▸ **Problem to solve**:
Only lines containing the word "icon" are needed; pull them out of the material.

• • • •

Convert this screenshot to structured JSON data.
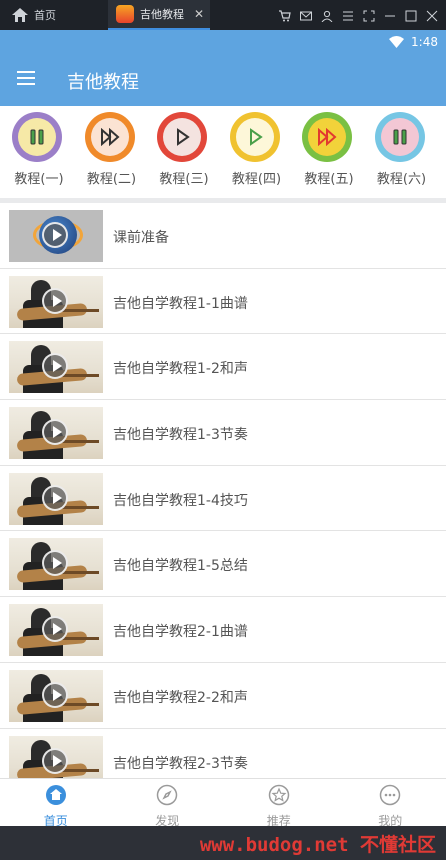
{
  "emulator": {
    "home_label": "首页",
    "tab_label": "吉他教程",
    "tab_close": "✕"
  },
  "status": {
    "time": "1:48"
  },
  "app": {
    "title": "吉他教程"
  },
  "tutorials": [
    {
      "label": "教程(一)",
      "ring": "#9b7fc8",
      "fill": "#f6e9a7",
      "glyph": "pause",
      "glyph_color": "#4aa04a"
    },
    {
      "label": "教程(二)",
      "ring": "#f08a2a",
      "fill": "#fbe3d3",
      "glyph": "fast-forward",
      "glyph_color": "#333"
    },
    {
      "label": "教程(三)",
      "ring": "#e2473a",
      "fill": "#f4e3e0",
      "glyph": "play",
      "glyph_color": "#333"
    },
    {
      "label": "教程(四)",
      "ring": "#f0c230",
      "fill": "#fdf7d9",
      "glyph": "play",
      "glyph_color": "#4aa04a"
    },
    {
      "label": "教程(五)",
      "ring": "#7ac043",
      "fill": "#f2d23a",
      "glyph": "fast-forward",
      "glyph_color": "#e23a2f"
    },
    {
      "label": "教程(六)",
      "ring": "#76c6e4",
      "fill": "#f3c7d4",
      "glyph": "pause",
      "glyph_color": "#4aa04a"
    }
  ],
  "lessons": [
    {
      "title": "课前准备",
      "thumb": "intro"
    },
    {
      "title": "吉他自学教程1-1曲谱",
      "thumb": "guitar"
    },
    {
      "title": "吉他自学教程1-2和声",
      "thumb": "guitar"
    },
    {
      "title": "吉他自学教程1-3节奏",
      "thumb": "guitar"
    },
    {
      "title": "吉他自学教程1-4技巧",
      "thumb": "guitar"
    },
    {
      "title": "吉他自学教程1-5总结",
      "thumb": "guitar"
    },
    {
      "title": "吉他自学教程2-1曲谱",
      "thumb": "guitar"
    },
    {
      "title": "吉他自学教程2-2和声",
      "thumb": "guitar"
    },
    {
      "title": "吉他自学教程2-3节奏",
      "thumb": "guitar"
    }
  ],
  "bottom_nav": [
    {
      "label": "首页",
      "icon": "home-icon",
      "active": true
    },
    {
      "label": "发现",
      "icon": "compass-icon",
      "active": false
    },
    {
      "label": "推荐",
      "icon": "star-icon",
      "active": false
    },
    {
      "label": "我的",
      "icon": "more-icon",
      "active": false
    }
  ],
  "watermark": "www.budog.net 不懂社区",
  "colors": {
    "accent": "#5ea4e0",
    "nav_active": "#3b8fdc",
    "watermark": "#e03a35"
  }
}
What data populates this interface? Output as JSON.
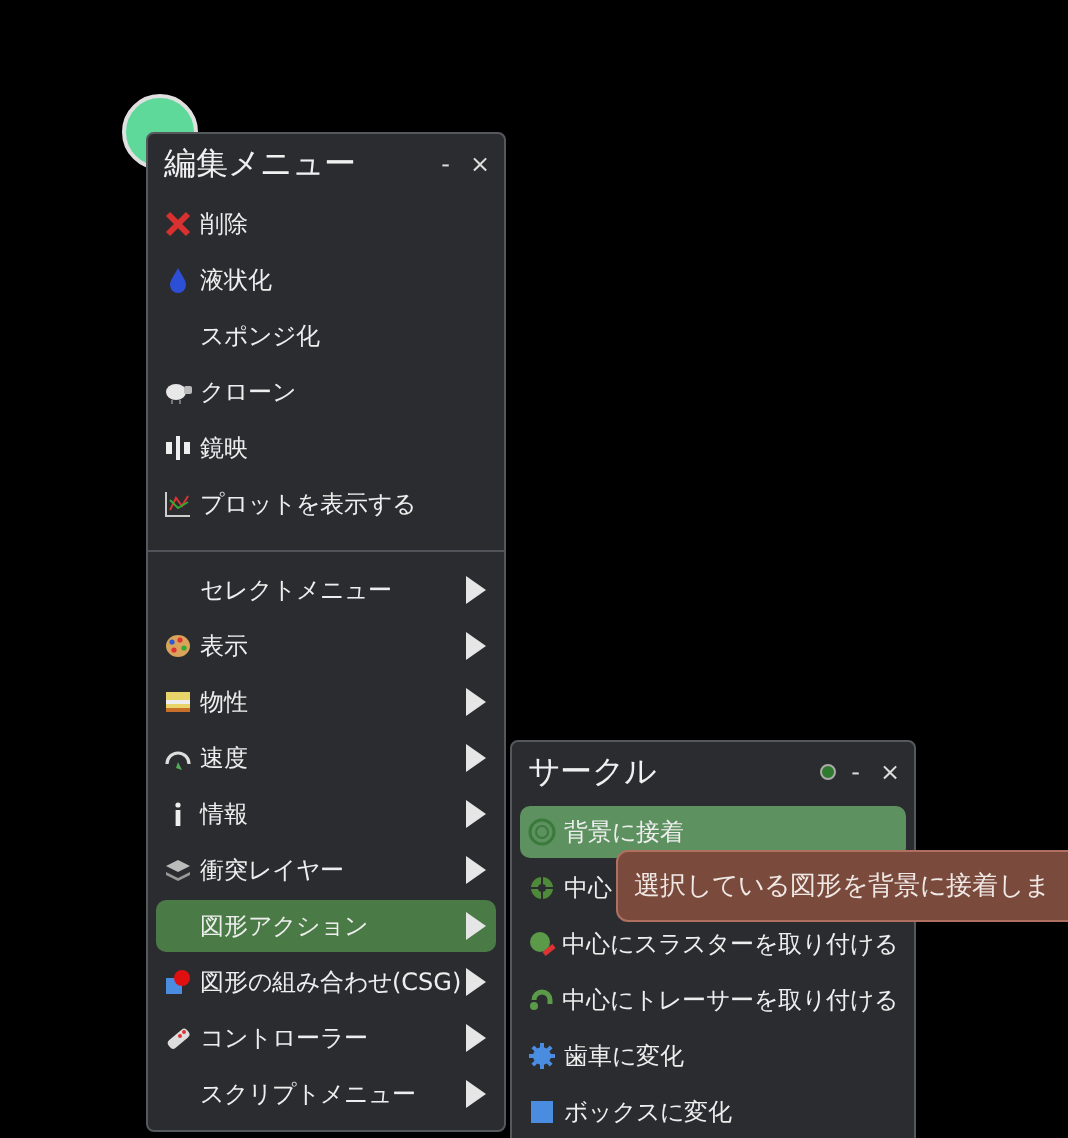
{
  "edit_menu": {
    "title": "編集メニュー",
    "title_buttons": [
      "-",
      "×"
    ],
    "items": [
      {
        "kind": "action",
        "label": "削除",
        "selected": false
      },
      {
        "kind": "action",
        "label": "液状化",
        "selected": false
      },
      {
        "kind": "action",
        "label": "スポンジ化",
        "selected": false
      },
      {
        "kind": "action",
        "label": "クローン",
        "selected": false
      },
      {
        "kind": "action",
        "label": "鏡映",
        "selected": false
      },
      {
        "kind": "action",
        "label": "プロットを表示する",
        "selected": false
      },
      {
        "kind": "separator"
      },
      {
        "kind": "submenu",
        "label": "セレクトメニュー",
        "selected": false
      },
      {
        "kind": "submenu",
        "label": "表示",
        "selected": false
      },
      {
        "kind": "submenu",
        "label": "物性",
        "selected": false
      },
      {
        "kind": "submenu",
        "label": "速度",
        "selected": false
      },
      {
        "kind": "submenu",
        "label": "情報",
        "selected": false
      },
      {
        "kind": "submenu",
        "label": "衝突レイヤー",
        "selected": false
      },
      {
        "kind": "submenu",
        "label": "図形アクション",
        "selected": true
      },
      {
        "kind": "submenu",
        "label": "図形の組み合わせ(CSG)",
        "selected": false
      },
      {
        "kind": "submenu",
        "label": "コントローラー",
        "selected": false
      },
      {
        "kind": "submenu",
        "label": "スクリプトメニュー",
        "selected": false
      }
    ]
  },
  "circle_menu": {
    "title": "サークル",
    "title_buttons": [
      "-",
      "×"
    ],
    "items": [
      {
        "kind": "action",
        "label": "背景に接着",
        "selected": true
      },
      {
        "kind": "action",
        "label": "中心",
        "selected": false
      },
      {
        "kind": "action",
        "label": "中心にスラスターを取り付ける",
        "selected": false
      },
      {
        "kind": "action",
        "label": "中心にトレーサーを取り付ける",
        "selected": false
      },
      {
        "kind": "action",
        "label": "歯車に変化",
        "selected": false
      },
      {
        "kind": "action",
        "label": "ボックスに変化",
        "selected": false
      }
    ]
  },
  "tooltip": {
    "text": "選択している図形を背景に接着しま"
  }
}
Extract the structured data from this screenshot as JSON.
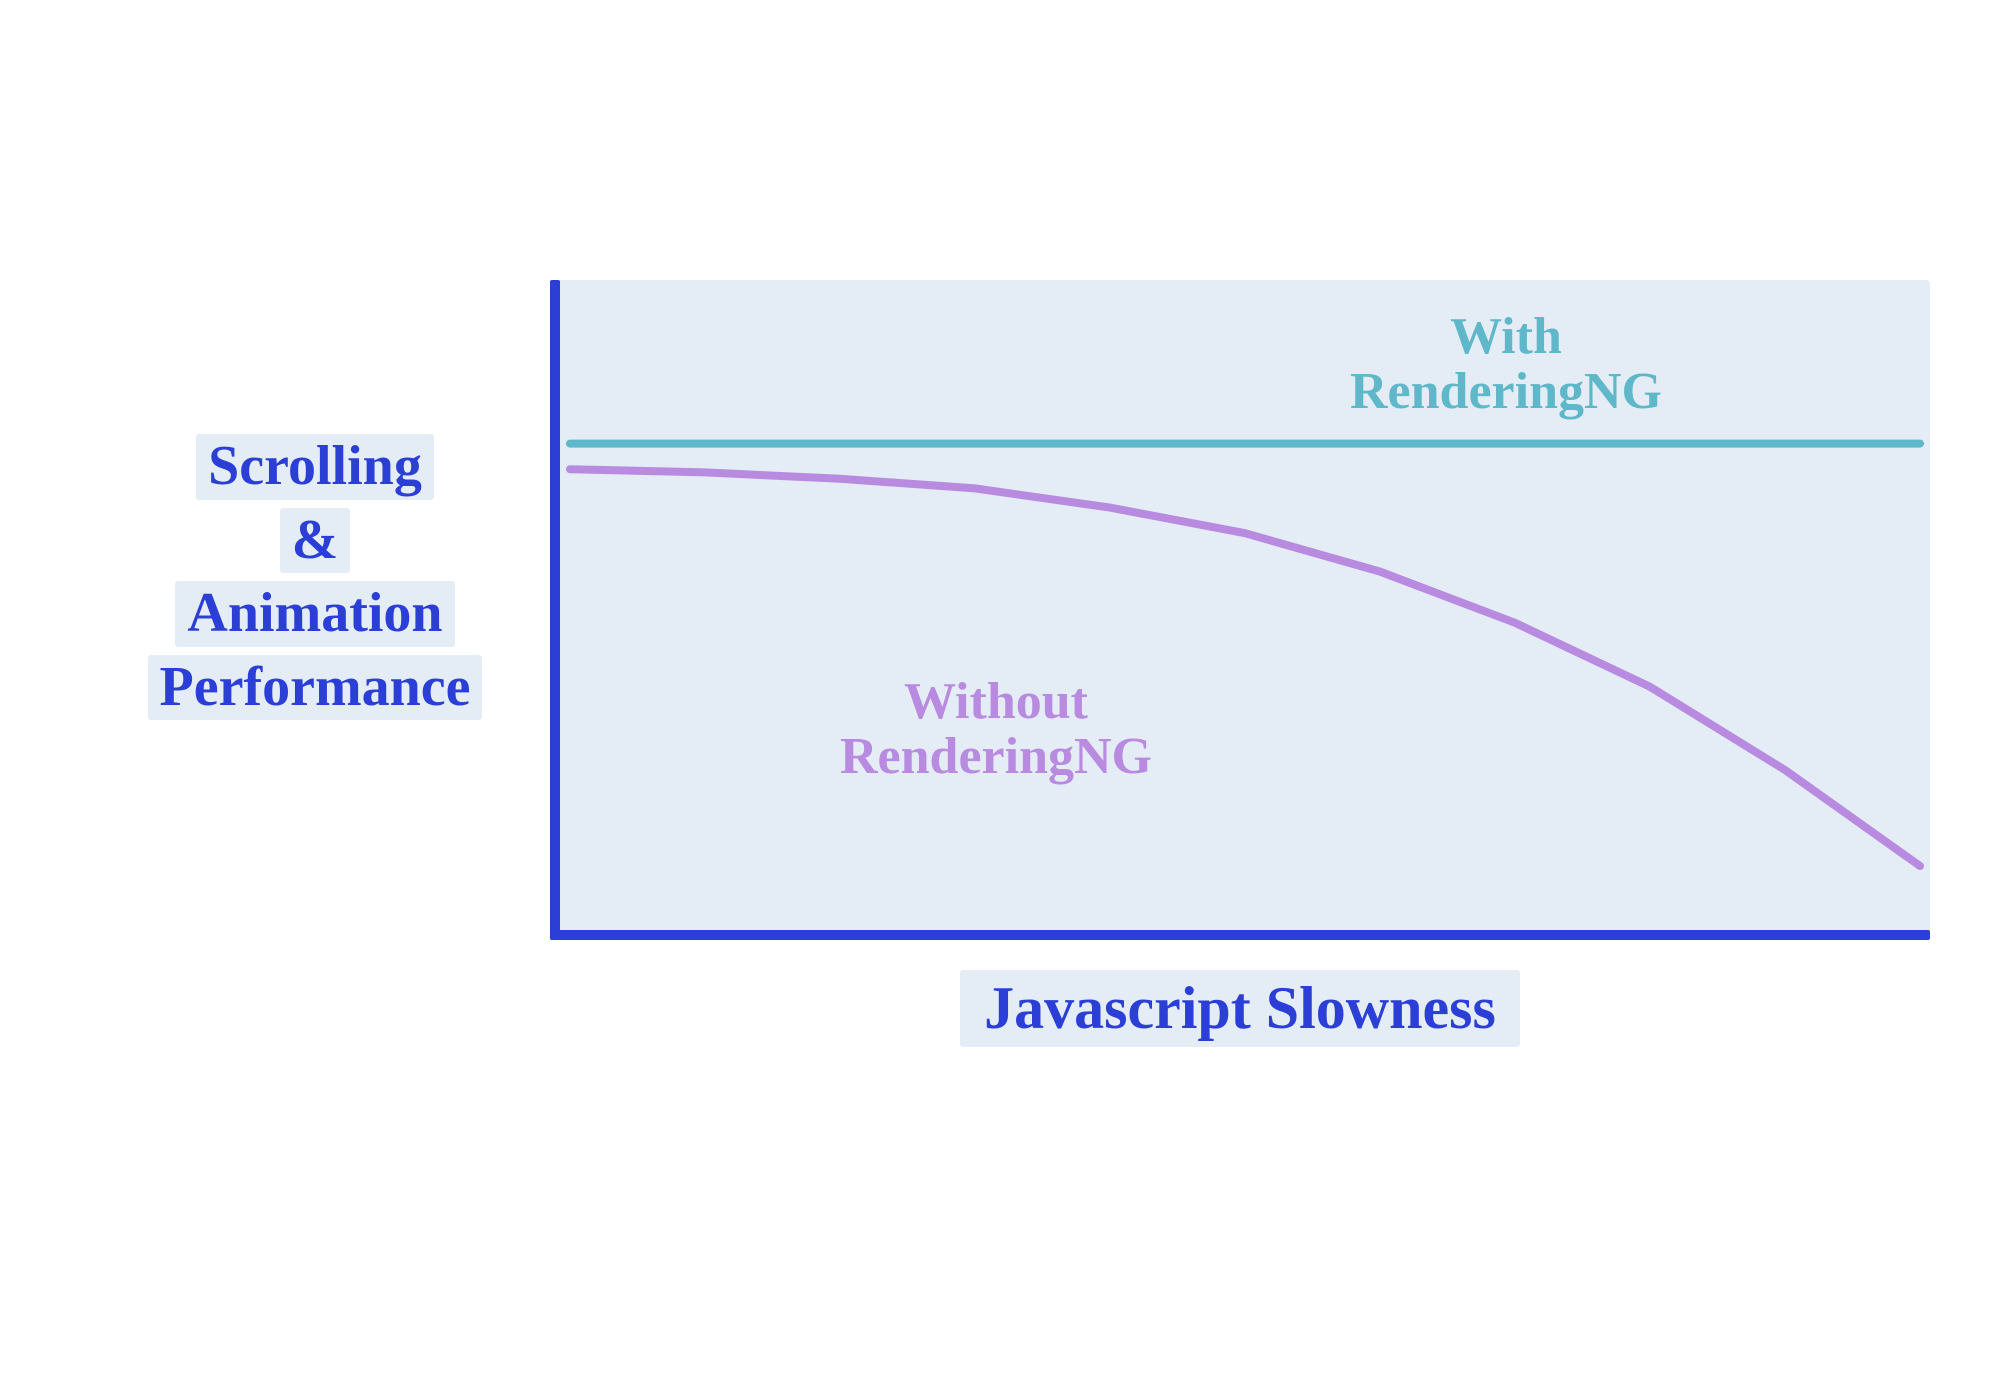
{
  "chart_data": {
    "type": "line",
    "title": "",
    "xlabel": "Javascript Slowness",
    "ylabel_lines": [
      "Scrolling",
      "&",
      "Animation",
      "Performance"
    ],
    "xlim": [
      0,
      10
    ],
    "ylim": [
      0,
      10
    ],
    "series": [
      {
        "name": "With RenderingNG",
        "label_lines": "With\nRenderingNG",
        "color": "#5fb8c9",
        "x": [
          0,
          1,
          2,
          3,
          4,
          5,
          6,
          7,
          8,
          9,
          10
        ],
        "values": [
          7.6,
          7.6,
          7.6,
          7.6,
          7.6,
          7.6,
          7.6,
          7.6,
          7.6,
          7.6,
          7.6
        ]
      },
      {
        "name": "Without RenderingNG",
        "label_lines": "Without\nRenderingNG",
        "color": "#b88ae0",
        "x": [
          0,
          1,
          2,
          3,
          4,
          5,
          6,
          7,
          8,
          9,
          10
        ],
        "values": [
          7.2,
          7.15,
          7.05,
          6.9,
          6.6,
          6.2,
          5.6,
          4.8,
          3.8,
          2.5,
          1.0
        ]
      }
    ]
  },
  "colors": {
    "axis": "#2b3fd6",
    "plot_bg": "#e4ecf5"
  }
}
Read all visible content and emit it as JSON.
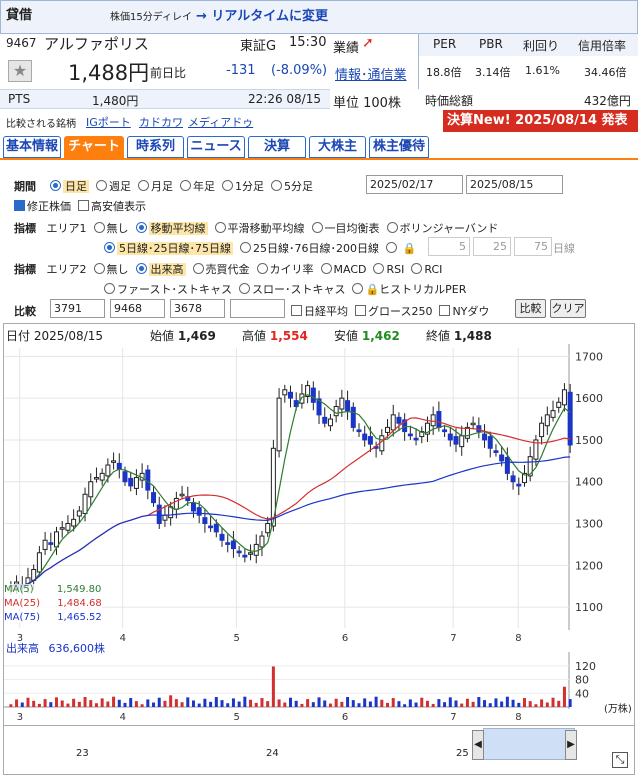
{
  "header": {
    "market_type": "貸借",
    "delay_note": "株価15分ディレイ",
    "realtime_link": "→ リアルタイムに変更",
    "code": "9467",
    "name": "アルファポリス",
    "exchange": "東証G",
    "time": "15:30",
    "price": "1,488円",
    "change_label": "前日比",
    "change": "-131",
    "change_pct": "(-8.09%)",
    "pts_label": "PTS",
    "pts_price": "1,480円",
    "pts_time": "22:26 08/15",
    "industry_label": "業績",
    "industry_link": "情報･通信業",
    "unit": "単位 100株",
    "per_label": "PER",
    "pbr_label": "PBR",
    "yield_label": "利回り",
    "margin_label": "信用倍率",
    "per": "18.8倍",
    "pbr": "3.14倍",
    "yield": "1.61%",
    "margin": "34.46倍",
    "mcap_label": "時価総額",
    "mcap": "432億円",
    "compare_label": "比較される銘柄",
    "compare_links": [
      "IGポート",
      "カドカワ",
      "メディアドゥ"
    ],
    "earnings_banner": "決算New! 2025/08/14 発表"
  },
  "tabs": [
    "基本情報",
    "チャート",
    "時系列",
    "ニュース",
    "決算",
    "大株主",
    "株主優待"
  ],
  "controls": {
    "period_label": "期間",
    "periods": [
      "日足",
      "週足",
      "月足",
      "年足",
      "1分足",
      "5分足"
    ],
    "date_from": "2025/02/17",
    "date_to": "2025/08/15",
    "adjusted": "修正株価",
    "hl_show": "高安値表示",
    "indicator_label": "指標",
    "area1_label": "エリア1",
    "area1_opts": [
      "無し",
      "移動平均線",
      "平滑移動平均線",
      "一目均衡表",
      "ボリンジャーバンド"
    ],
    "ma_opts": [
      "5日線･25日線･75日線",
      "25日線･76日線･200日線"
    ],
    "ma_custom": [
      "5",
      "25",
      "75"
    ],
    "ma_unit": "日線",
    "area2_label": "エリア2",
    "area2_opts": [
      "無し",
      "出来高",
      "売買代金",
      "カイリ率",
      "MACD",
      "RSI",
      "RCI"
    ],
    "area2_opts2": [
      "ファースト･ストキャス",
      "スロー･ストキャス",
      "ヒストリカルPER"
    ],
    "compare_label": "比較",
    "compare_codes": [
      "3791",
      "9468",
      "3678",
      ""
    ],
    "compare_checks": [
      "日経平均",
      "グロース250",
      "NYダウ"
    ],
    "compare_btn": "比較",
    "clear_btn": "クリア"
  },
  "ohlc_bar": {
    "date_label": "日付",
    "date": "2025/08/15",
    "open_label": "始値",
    "open": "1,469",
    "high_label": "高値",
    "high": "1,554",
    "low_label": "安値",
    "low": "1,462",
    "close_label": "終値",
    "close": "1,488"
  },
  "ma_legend": [
    {
      "label": "MA(5)",
      "value": "1,549.80",
      "color": "#2e7d32"
    },
    {
      "label": "MA(25)",
      "value": "1,484.68",
      "color": "#d32f2f"
    },
    {
      "label": "MA(75)",
      "value": "1,465.52",
      "color": "#1a35c8"
    }
  ],
  "volume_label": "出来高",
  "volume_value": "636,600株",
  "volume_unit": "(万株)",
  "navigator_labels": [
    "23",
    "24",
    "25"
  ],
  "chart_data": {
    "type": "candlestick",
    "ylim": [
      1050,
      1720
    ],
    "yticks": [
      1100,
      1200,
      1300,
      1400,
      1500,
      1600,
      1700
    ],
    "months": [
      "3",
      "4",
      "5",
      "6",
      "7",
      "8"
    ],
    "close_series": [
      1150,
      1160,
      1145,
      1170,
      1190,
      1230,
      1260,
      1250,
      1280,
      1290,
      1300,
      1310,
      1330,
      1370,
      1400,
      1410,
      1420,
      1440,
      1450,
      1430,
      1400,
      1390,
      1410,
      1420,
      1380,
      1350,
      1300,
      1320,
      1340,
      1360,
      1370,
      1355,
      1330,
      1320,
      1300,
      1290,
      1280,
      1260,
      1250,
      1240,
      1230,
      1220,
      1230,
      1250,
      1270,
      1300,
      1480,
      1600,
      1620,
      1600,
      1580,
      1610,
      1630,
      1590,
      1560,
      1540,
      1550,
      1580,
      1600,
      1570,
      1530,
      1520,
      1500,
      1490,
      1480,
      1510,
      1530,
      1560,
      1540,
      1520,
      1510,
      1500,
      1520,
      1540,
      1560,
      1530,
      1520,
      1500,
      1490,
      1510,
      1530,
      1540,
      1520,
      1500,
      1480,
      1470,
      1450,
      1420,
      1400,
      1390,
      1420,
      1460,
      1500,
      1540,
      1560,
      1570,
      1590,
      1620,
      1488
    ],
    "volume_ylim": [
      0,
      160
    ],
    "volume_ticks": [
      40,
      80,
      120
    ]
  }
}
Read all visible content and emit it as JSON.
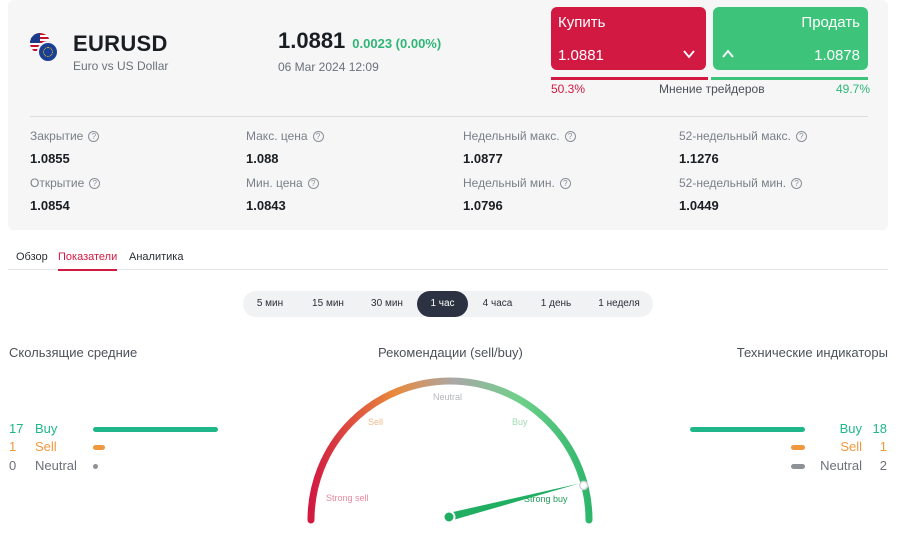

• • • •

▸ **Result of this task**:
      "icon": "home-icon",
      "icon": "compass-icon",
      "icon": "star-icon",
      "icon": "more-icon",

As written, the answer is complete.